▶ _WORK INSTRUCTIONS_
An exact copy of all the data below is needed, without its pictures.

▶ _SOURCE INFORMATION_
• • •

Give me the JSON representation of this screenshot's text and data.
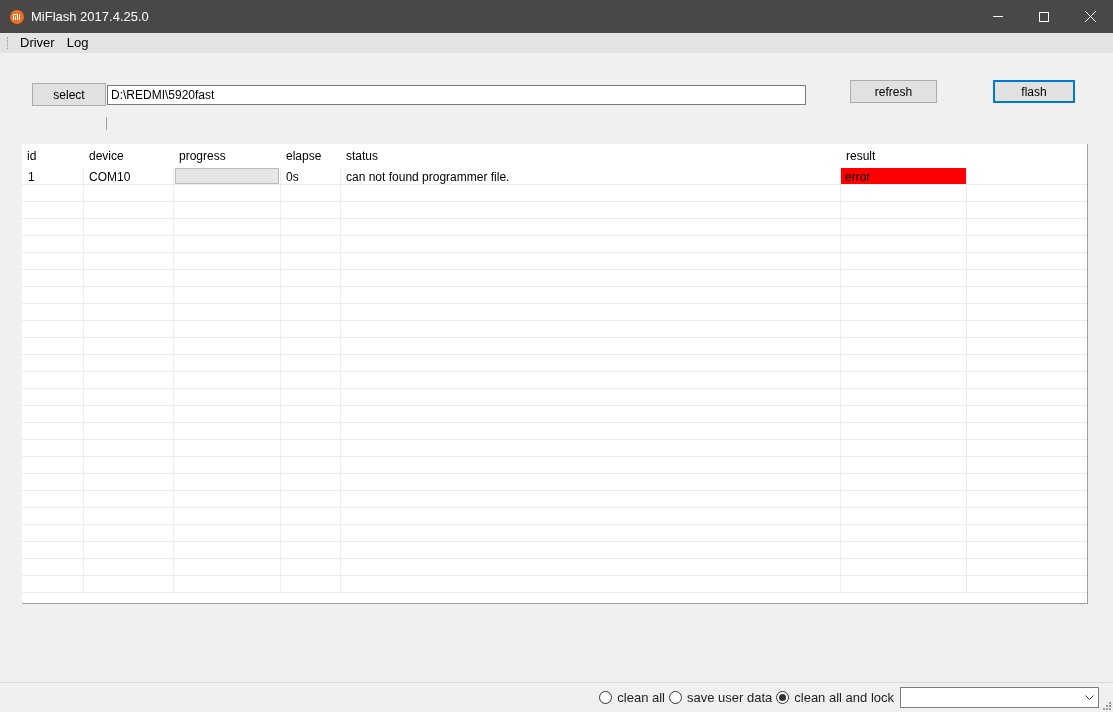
{
  "window": {
    "title": "MiFlash 2017.4.25.0"
  },
  "menu": [
    "Driver",
    "Log"
  ],
  "select_button": "select",
  "path_field": {
    "value": "D:\\REDMI\\5920fast"
  },
  "refresh_button": "refresh",
  "flash_button": {
    "label": "flash",
    "focused": true
  },
  "table": {
    "columns": [
      "id",
      "device",
      "progress",
      "elapse",
      "status",
      "result"
    ],
    "rows": [
      {
        "id": "1",
        "device": "COM10",
        "progress": {
          "level": 0
        },
        "elapse": "0s",
        "status": "can not found programmer file.",
        "result": "error",
        "color": "#ff0000"
      }
    ]
  },
  "options": [
    {
      "label": "clean all",
      "selected": false
    },
    {
      "label": "save user data",
      "selected": false
    },
    {
      "label": "clean all and lock",
      "selected": true
    }
  ]
}
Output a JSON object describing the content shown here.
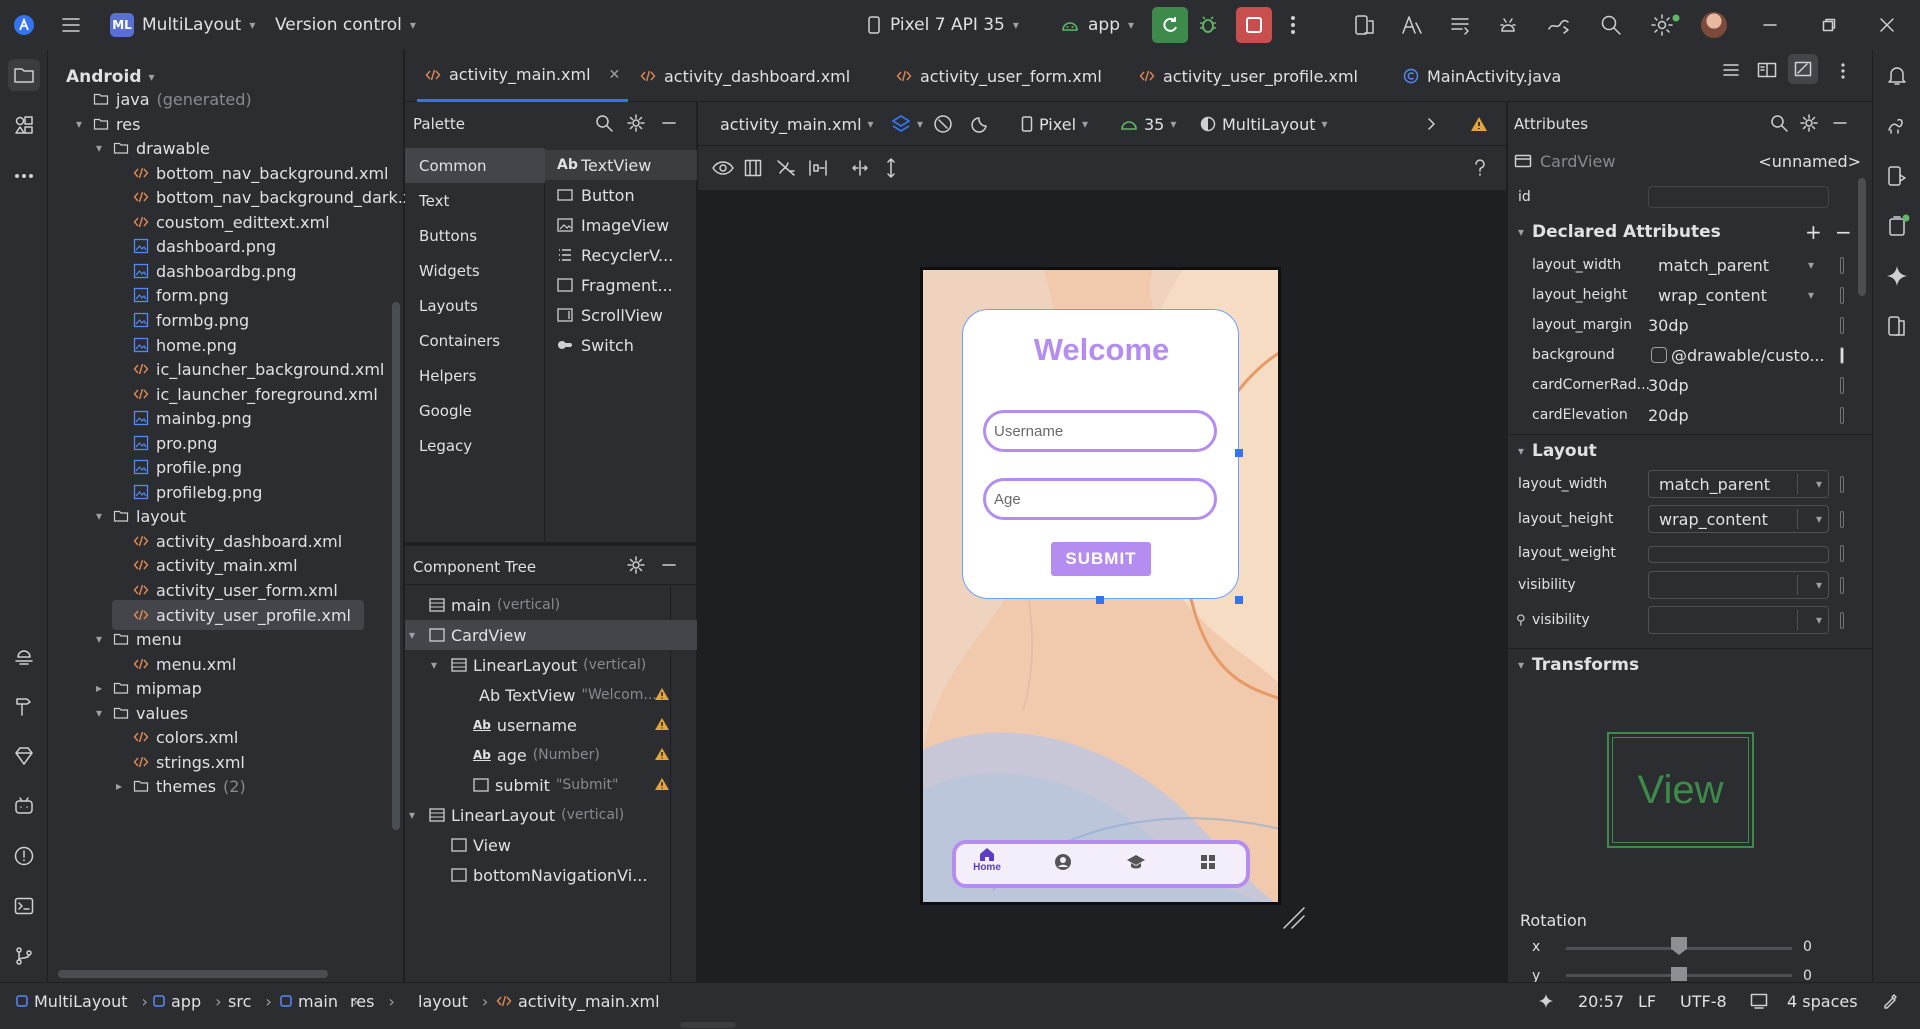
{
  "titlebar": {
    "project_badge": "ML",
    "project_name": "MultiLayout",
    "vcs": "Version control",
    "device": "Pixel 7 API 35",
    "run_config": "app"
  },
  "project_panel": {
    "title": "Android",
    "items": [
      {
        "label": "java",
        "sub": "(generated)",
        "kind": "folder"
      },
      {
        "label": "res",
        "kind": "folder"
      },
      {
        "label": "drawable",
        "kind": "folder"
      },
      {
        "label": "bottom_nav_background.xml",
        "kind": "xml"
      },
      {
        "label": "bottom_nav_background_dark.xml",
        "kind": "xml"
      },
      {
        "label": "coustom_edittext.xml",
        "kind": "xml"
      },
      {
        "label": "dashboard.png",
        "kind": "img"
      },
      {
        "label": "dashboardbg.png",
        "kind": "img"
      },
      {
        "label": "form.png",
        "kind": "img"
      },
      {
        "label": "formbg.png",
        "kind": "img"
      },
      {
        "label": "home.png",
        "kind": "img"
      },
      {
        "label": "ic_launcher_background.xml",
        "kind": "xml"
      },
      {
        "label": "ic_launcher_foreground.xml",
        "kind": "xml"
      },
      {
        "label": "mainbg.png",
        "kind": "img"
      },
      {
        "label": "pro.png",
        "kind": "img"
      },
      {
        "label": "profile.png",
        "kind": "img"
      },
      {
        "label": "profilebg.png",
        "kind": "img"
      },
      {
        "label": "layout",
        "kind": "folder"
      },
      {
        "label": "activity_dashboard.xml",
        "kind": "xml"
      },
      {
        "label": "activity_main.xml",
        "kind": "xml"
      },
      {
        "label": "activity_user_form.xml",
        "kind": "xml"
      },
      {
        "label": "activity_user_profile.xml",
        "kind": "xml"
      },
      {
        "label": "menu",
        "kind": "folder"
      },
      {
        "label": "menu.xml",
        "kind": "xml"
      },
      {
        "label": "mipmap",
        "kind": "folder"
      },
      {
        "label": "values",
        "kind": "folder"
      },
      {
        "label": "colors.xml",
        "kind": "xml"
      },
      {
        "label": "strings.xml",
        "kind": "xml"
      },
      {
        "label": "themes",
        "sub": "(2)",
        "kind": "folder"
      }
    ]
  },
  "tabs": [
    {
      "label": "activity_main.xml",
      "active": true
    },
    {
      "label": "activity_dashboard.xml"
    },
    {
      "label": "activity_user_form.xml"
    },
    {
      "label": "activity_user_profile.xml"
    },
    {
      "label": "MainActivity.java"
    }
  ],
  "palette": {
    "title": "Palette",
    "categories": [
      "Common",
      "Text",
      "Buttons",
      "Widgets",
      "Layouts",
      "Containers",
      "Helpers",
      "Google",
      "Legacy"
    ],
    "items": [
      {
        "prefix": "Ab",
        "label": "TextView"
      },
      {
        "prefix": "",
        "label": "Button"
      },
      {
        "prefix": "",
        "label": "ImageView"
      },
      {
        "prefix": "",
        "label": "RecyclerV..."
      },
      {
        "prefix": "",
        "label": "Fragment..."
      },
      {
        "prefix": "",
        "label": "ScrollView"
      },
      {
        "prefix": "",
        "label": "Switch"
      }
    ]
  },
  "component_tree": {
    "title": "Component Tree",
    "rows": [
      {
        "label": "main",
        "sub": "(vertical)"
      },
      {
        "label": "CardView",
        "sub": ""
      },
      {
        "label": "LinearLayout",
        "sub": "(vertical)"
      },
      {
        "label": "Ab TextView",
        "sub": "\"Welcom..."
      },
      {
        "label": "username",
        "sub": ""
      },
      {
        "label": "age",
        "sub": "(Number)"
      },
      {
        "label": "submit",
        "sub": "\"Submit\""
      },
      {
        "label": "LinearLayout",
        "sub": "(vertical)"
      },
      {
        "label": "View",
        "sub": ""
      },
      {
        "label": "bottomNavigationVi...",
        "sub": ""
      }
    ]
  },
  "design_toolbar": {
    "file": "activity_main.xml",
    "device": "Pixel",
    "api": "35",
    "theme": "MultiLayout"
  },
  "preview": {
    "welcome": "Welcome",
    "username_hint": "Username",
    "age_hint": "Age",
    "submit": "SUBMIT",
    "nav_home": "Home"
  },
  "attributes": {
    "title": "Attributes",
    "component": "CardView",
    "unnamed": "<unnamed>",
    "id_label": "id",
    "declared_title": "Declared Attributes",
    "declared": [
      {
        "name": "layout_width",
        "value": "match_parent"
      },
      {
        "name": "layout_height",
        "value": "wrap_content"
      },
      {
        "name": "layout_margin",
        "value": "30dp"
      },
      {
        "name": "background",
        "value": "@drawable/custo..."
      },
      {
        "name": "cardCornerRad...",
        "value": "30dp"
      },
      {
        "name": "cardElevation",
        "value": "20dp"
      }
    ],
    "layout_title": "Layout",
    "layout": [
      {
        "name": "layout_width",
        "value": "match_parent"
      },
      {
        "name": "layout_height",
        "value": "wrap_content"
      },
      {
        "name": "layout_weight",
        "value": ""
      },
      {
        "name": "visibility",
        "value": ""
      },
      {
        "name": "visibility",
        "value": ""
      }
    ],
    "transforms_title": "Transforms",
    "view_preview": "View",
    "rotation_label": "Rotation",
    "rot_x_label": "x",
    "rot_x_value": "0",
    "rot_y_label": "y",
    "rot_y_value": "0"
  },
  "statusbar": {
    "crumbs": [
      "MultiLayout",
      "app",
      "src",
      "main",
      "res",
      "layout",
      "activity_main.xml"
    ],
    "position": "20:57",
    "line_sep": "LF",
    "encoding": "UTF-8",
    "indent": "4 spaces"
  },
  "colors": {
    "accent": "#3574f0",
    "purple": "#b58df0",
    "run_green": "#3d8a4a",
    "stop_red": "#c94f4f"
  }
}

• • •

▶ _REPLY TO THE EXERCISE_
Give me the JSON representation of this screenshot's text and data.
{
  "window": {
    "title": "MiFlash 2017.4.25.0"
  },
  "menu": [
    "Driver",
    "Log"
  ],
  "select_button": "select",
  "path_field": {
    "value": "D:\\REDMI\\5920fast"
  },
  "refresh_button": "refresh",
  "flash_button": {
    "label": "flash",
    "focused": true
  },
  "table": {
    "columns": [
      "id",
      "device",
      "progress",
      "elapse",
      "status",
      "result"
    ],
    "rows": [
      {
        "id": "1",
        "device": "COM10",
        "progress": {
          "level": 0
        },
        "elapse": "0s",
        "status": "can not found programmer file.",
        "result": "error",
        "color": "#ff0000"
      }
    ]
  },
  "options": [
    {
      "label": "clean all",
      "selected": false
    },
    {
      "label": "save user data",
      "selected": false
    },
    {
      "label": "clean all and lock",
      "selected": true
    }
  ]
}
Output a JSON object describing the content shown here.
{
  "titlebar": {
    "project_badge": "ML",
    "project_name": "MultiLayout",
    "vcs": "Version control",
    "device": "Pixel 7 API 35",
    "run_config": "app"
  },
  "project_panel": {
    "title": "Android",
    "items": [
      {
        "label": "java",
        "sub": "(generated)",
        "kind": "folder"
      },
      {
        "label": "res",
        "kind": "folder"
      },
      {
        "label": "drawable",
        "kind": "folder"
      },
      {
        "label": "bottom_nav_background.xml",
        "kind": "xml"
      },
      {
        "label": "bottom_nav_background_dark.xml",
        "kind": "xml"
      },
      {
        "label": "coustom_edittext.xml",
        "kind": "xml"
      },
      {
        "label": "dashboard.png",
        "kind": "img"
      },
      {
        "label": "dashboardbg.png",
        "kind": "img"
      },
      {
        "label": "form.png",
        "kind": "img"
      },
      {
        "label": "formbg.png",
        "kind": "img"
      },
      {
        "label": "home.png",
        "kind": "img"
      },
      {
        "label": "ic_launcher_background.xml",
        "kind": "xml"
      },
      {
        "label": "ic_launcher_foreground.xml",
        "kind": "xml"
      },
      {
        "label": "mainbg.png",
        "kind": "img"
      },
      {
        "label": "pro.png",
        "kind": "img"
      },
      {
        "label": "profile.png",
        "kind": "img"
      },
      {
        "label": "profilebg.png",
        "kind": "img"
      },
      {
        "label": "layout",
        "kind": "folder"
      },
      {
        "label": "activity_dashboard.xml",
        "kind": "xml"
      },
      {
        "label": "activity_main.xml",
        "kind": "xml"
      },
      {
        "label": "activity_user_form.xml",
        "kind": "xml"
      },
      {
        "label": "activity_user_profile.xml",
        "kind": "xml"
      },
      {
        "label": "menu",
        "kind": "folder"
      },
      {
        "label": "menu.xml",
        "kind": "xml"
      },
      {
        "label": "mipmap",
        "kind": "folder"
      },
      {
        "label": "values",
        "kind": "folder"
      },
      {
        "label": "colors.xml",
        "kind": "xml"
      },
      {
        "label": "strings.xml",
        "kind": "xml"
      },
      {
        "label": "themes",
        "sub": "(2)",
        "kind": "folder"
      }
    ]
  },
  "tabs": [
    {
      "label": "activity_main.xml",
      "active": true
    },
    {
      "label": "activity_dashboard.xml"
    },
    {
      "label": "activity_user_form.xml"
    },
    {
      "label": "activity_user_profile.xml"
    },
    {
      "label": "MainActivity.java"
    }
  ],
  "palette": {
    "title": "Palette",
    "categories": [
      "Common",
      "Text",
      "Buttons",
      "Widgets",
      "Layouts",
      "Containers",
      "Helpers",
      "Google",
      "Legacy"
    ],
    "items": [
      {
        "prefix": "Ab",
        "label": "TextView"
      },
      {
        "prefix": "",
        "label": "Button"
      },
      {
        "prefix": "",
        "label": "ImageView"
      },
      {
        "prefix": "",
        "label": "RecyclerV..."
      },
      {
        "prefix": "",
        "label": "Fragment..."
      },
      {
        "prefix": "",
        "label": "ScrollView"
      },
      {
        "prefix": "",
        "label": "Switch"
      }
    ]
  },
  "component_tree": {
    "title": "Component Tree",
    "rows": [
      {
        "label": "main",
        "sub": "(vertical)"
      },
      {
        "label": "CardView",
        "sub": ""
      },
      {
        "label": "LinearLayout",
        "sub": "(vertical)"
      },
      {
        "label": "Ab TextView",
        "sub": "\"Welcom..."
      },
      {
        "label": "username",
        "sub": ""
      },
      {
        "label": "age",
        "sub": "(Number)"
      },
      {
        "label": "submit",
        "sub": "\"Submit\""
      },
      {
        "label": "LinearLayout",
        "sub": "(vertical)"
      },
      {
        "label": "View",
        "sub": ""
      },
      {
        "label": "bottomNavigationVi...",
        "sub": ""
      }
    ]
  },
  "design_toolbar": {
    "file": "activity_main.xml",
    "device": "Pixel",
    "api": "35",
    "theme": "MultiLayout"
  },
  "preview": {
    "welcome": "Welcome",
    "username_hint": "Username",
    "age_hint": "Age",
    "submit": "SUBMIT",
    "nav_home": "Home"
  },
  "attributes": {
    "title": "Attributes",
    "component": "CardView",
    "unnamed": "<unnamed>",
    "id_label": "id",
    "declared_title": "Declared Attributes",
    "declared": [
      {
        "name": "layout_width",
        "value": "match_parent"
      },
      {
        "name": "layout_height",
        "value": "wrap_content"
      },
      {
        "name": "layout_margin",
        "value": "30dp"
      },
      {
        "name": "background",
        "value": "@drawable/custo..."
      },
      {
        "name": "cardCornerRad...",
        "value": "30dp"
      },
      {
        "name": "cardElevation",
        "value": "20dp"
      }
    ],
    "layout_title": "Layout",
    "layout": [
      {
        "name": "layout_width",
        "value": "match_parent"
      },
      {
        "name": "layout_height",
        "value": "wrap_content"
      },
      {
        "name": "layout_weight",
        "value": ""
      },
      {
        "name": "visibility",
        "value": ""
      },
      {
        "name": "visibility",
        "value": ""
      }
    ],
    "transforms_title": "Transforms",
    "view_preview": "View",
    "rotation_label": "Rotation",
    "rot_x_label": "x",
    "rot_x_value": "0",
    "rot_y_label": "y",
    "rot_y_value": "0"
  },
  "statusbar": {
    "crumbs": [
      "MultiLayout",
      "app",
      "src",
      "main",
      "res",
      "layout",
      "activity_main.xml"
    ],
    "position": "20:57",
    "line_sep": "LF",
    "encoding": "UTF-8",
    "indent": "4 spaces"
  },
  "colors": {
    "accent": "#3574f0",
    "purple": "#b58df0",
    "run_green": "#3d8a4a",
    "stop_red": "#c94f4f"
  }
}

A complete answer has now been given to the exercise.